_What is being asked_: Only the number is needed: how many lines of the records include "this"?

+ + +

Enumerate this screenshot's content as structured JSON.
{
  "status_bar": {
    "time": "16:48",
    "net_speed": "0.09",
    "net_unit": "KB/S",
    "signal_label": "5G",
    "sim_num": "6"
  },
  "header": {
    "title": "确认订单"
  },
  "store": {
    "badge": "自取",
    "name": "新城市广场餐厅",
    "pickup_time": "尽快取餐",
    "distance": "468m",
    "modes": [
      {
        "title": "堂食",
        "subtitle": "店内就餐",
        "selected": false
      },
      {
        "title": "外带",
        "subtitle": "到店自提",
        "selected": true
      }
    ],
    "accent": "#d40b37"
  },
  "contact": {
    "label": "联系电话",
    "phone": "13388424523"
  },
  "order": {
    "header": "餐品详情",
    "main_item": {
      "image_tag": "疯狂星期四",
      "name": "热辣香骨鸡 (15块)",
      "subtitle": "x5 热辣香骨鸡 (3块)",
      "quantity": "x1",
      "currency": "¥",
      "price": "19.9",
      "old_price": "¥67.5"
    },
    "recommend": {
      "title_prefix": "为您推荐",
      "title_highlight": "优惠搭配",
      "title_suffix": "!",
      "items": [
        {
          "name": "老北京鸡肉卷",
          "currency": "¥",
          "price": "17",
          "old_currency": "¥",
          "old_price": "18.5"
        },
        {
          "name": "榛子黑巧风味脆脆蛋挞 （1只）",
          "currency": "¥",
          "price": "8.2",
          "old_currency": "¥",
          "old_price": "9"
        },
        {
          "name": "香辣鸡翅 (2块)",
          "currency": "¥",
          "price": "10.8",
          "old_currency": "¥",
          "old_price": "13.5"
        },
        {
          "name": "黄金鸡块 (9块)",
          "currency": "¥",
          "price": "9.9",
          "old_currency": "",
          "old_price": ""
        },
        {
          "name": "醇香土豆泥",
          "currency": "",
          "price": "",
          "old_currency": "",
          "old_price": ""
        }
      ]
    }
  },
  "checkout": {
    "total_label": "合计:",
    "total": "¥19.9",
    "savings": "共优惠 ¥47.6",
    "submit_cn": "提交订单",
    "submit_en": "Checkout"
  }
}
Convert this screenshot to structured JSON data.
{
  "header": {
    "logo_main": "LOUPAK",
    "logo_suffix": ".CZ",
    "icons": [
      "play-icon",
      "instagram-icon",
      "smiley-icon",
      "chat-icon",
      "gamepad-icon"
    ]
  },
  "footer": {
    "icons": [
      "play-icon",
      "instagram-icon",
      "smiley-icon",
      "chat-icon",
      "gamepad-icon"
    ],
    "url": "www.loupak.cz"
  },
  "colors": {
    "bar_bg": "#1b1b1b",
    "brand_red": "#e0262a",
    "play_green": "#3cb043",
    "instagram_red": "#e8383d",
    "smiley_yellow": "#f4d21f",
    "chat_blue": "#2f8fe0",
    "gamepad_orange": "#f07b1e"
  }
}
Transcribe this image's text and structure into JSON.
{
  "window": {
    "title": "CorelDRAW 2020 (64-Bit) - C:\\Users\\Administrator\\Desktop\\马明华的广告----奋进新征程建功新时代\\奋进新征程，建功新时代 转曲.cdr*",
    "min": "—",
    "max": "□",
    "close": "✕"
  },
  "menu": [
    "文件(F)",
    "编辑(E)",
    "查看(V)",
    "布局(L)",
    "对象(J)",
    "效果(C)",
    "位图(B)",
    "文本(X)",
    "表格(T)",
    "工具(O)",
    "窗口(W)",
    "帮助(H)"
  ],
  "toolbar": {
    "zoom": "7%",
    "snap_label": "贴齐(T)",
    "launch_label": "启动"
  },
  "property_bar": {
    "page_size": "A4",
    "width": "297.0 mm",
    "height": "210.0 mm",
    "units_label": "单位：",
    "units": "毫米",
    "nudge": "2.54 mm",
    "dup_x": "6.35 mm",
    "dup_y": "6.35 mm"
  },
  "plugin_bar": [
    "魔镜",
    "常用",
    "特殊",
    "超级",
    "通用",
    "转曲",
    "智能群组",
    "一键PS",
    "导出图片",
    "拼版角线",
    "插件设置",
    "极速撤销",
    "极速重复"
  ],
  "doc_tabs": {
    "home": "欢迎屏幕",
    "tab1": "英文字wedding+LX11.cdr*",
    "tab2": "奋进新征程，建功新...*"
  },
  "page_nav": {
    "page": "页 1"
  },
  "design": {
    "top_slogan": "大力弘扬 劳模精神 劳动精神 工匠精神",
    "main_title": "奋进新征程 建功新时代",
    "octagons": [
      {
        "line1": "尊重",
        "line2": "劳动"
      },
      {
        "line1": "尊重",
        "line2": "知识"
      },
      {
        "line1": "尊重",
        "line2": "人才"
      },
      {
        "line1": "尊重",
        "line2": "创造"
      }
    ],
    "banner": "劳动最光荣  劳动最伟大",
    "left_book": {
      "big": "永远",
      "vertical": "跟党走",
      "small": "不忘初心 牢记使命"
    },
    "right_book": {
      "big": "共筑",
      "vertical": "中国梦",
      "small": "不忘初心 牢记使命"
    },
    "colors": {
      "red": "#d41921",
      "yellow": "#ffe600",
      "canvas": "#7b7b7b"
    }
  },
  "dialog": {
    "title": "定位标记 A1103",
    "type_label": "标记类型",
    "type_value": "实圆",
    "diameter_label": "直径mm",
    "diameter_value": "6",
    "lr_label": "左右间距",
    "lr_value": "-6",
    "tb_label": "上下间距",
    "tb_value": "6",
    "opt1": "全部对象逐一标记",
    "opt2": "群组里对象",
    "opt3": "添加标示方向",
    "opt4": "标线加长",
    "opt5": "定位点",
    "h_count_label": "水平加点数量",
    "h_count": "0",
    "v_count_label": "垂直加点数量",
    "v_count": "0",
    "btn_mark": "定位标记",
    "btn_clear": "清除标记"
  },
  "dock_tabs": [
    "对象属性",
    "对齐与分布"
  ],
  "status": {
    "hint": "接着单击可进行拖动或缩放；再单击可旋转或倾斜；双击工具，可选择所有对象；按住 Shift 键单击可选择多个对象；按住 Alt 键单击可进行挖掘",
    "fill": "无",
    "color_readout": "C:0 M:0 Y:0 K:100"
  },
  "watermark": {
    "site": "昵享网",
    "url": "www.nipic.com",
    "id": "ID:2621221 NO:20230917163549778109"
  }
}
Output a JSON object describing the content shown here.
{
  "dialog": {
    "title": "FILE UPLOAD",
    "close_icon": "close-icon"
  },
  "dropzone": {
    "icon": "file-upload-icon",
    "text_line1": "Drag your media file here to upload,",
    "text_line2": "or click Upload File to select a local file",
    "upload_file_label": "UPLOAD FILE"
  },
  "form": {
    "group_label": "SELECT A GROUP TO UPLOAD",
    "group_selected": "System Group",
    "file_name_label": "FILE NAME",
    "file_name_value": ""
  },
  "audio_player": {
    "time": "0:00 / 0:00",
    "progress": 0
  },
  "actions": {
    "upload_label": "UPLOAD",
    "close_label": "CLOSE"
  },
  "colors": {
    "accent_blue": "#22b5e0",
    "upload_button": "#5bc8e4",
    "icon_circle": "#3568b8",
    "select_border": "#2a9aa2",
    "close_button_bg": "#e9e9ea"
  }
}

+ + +

_Solved exercise_: 3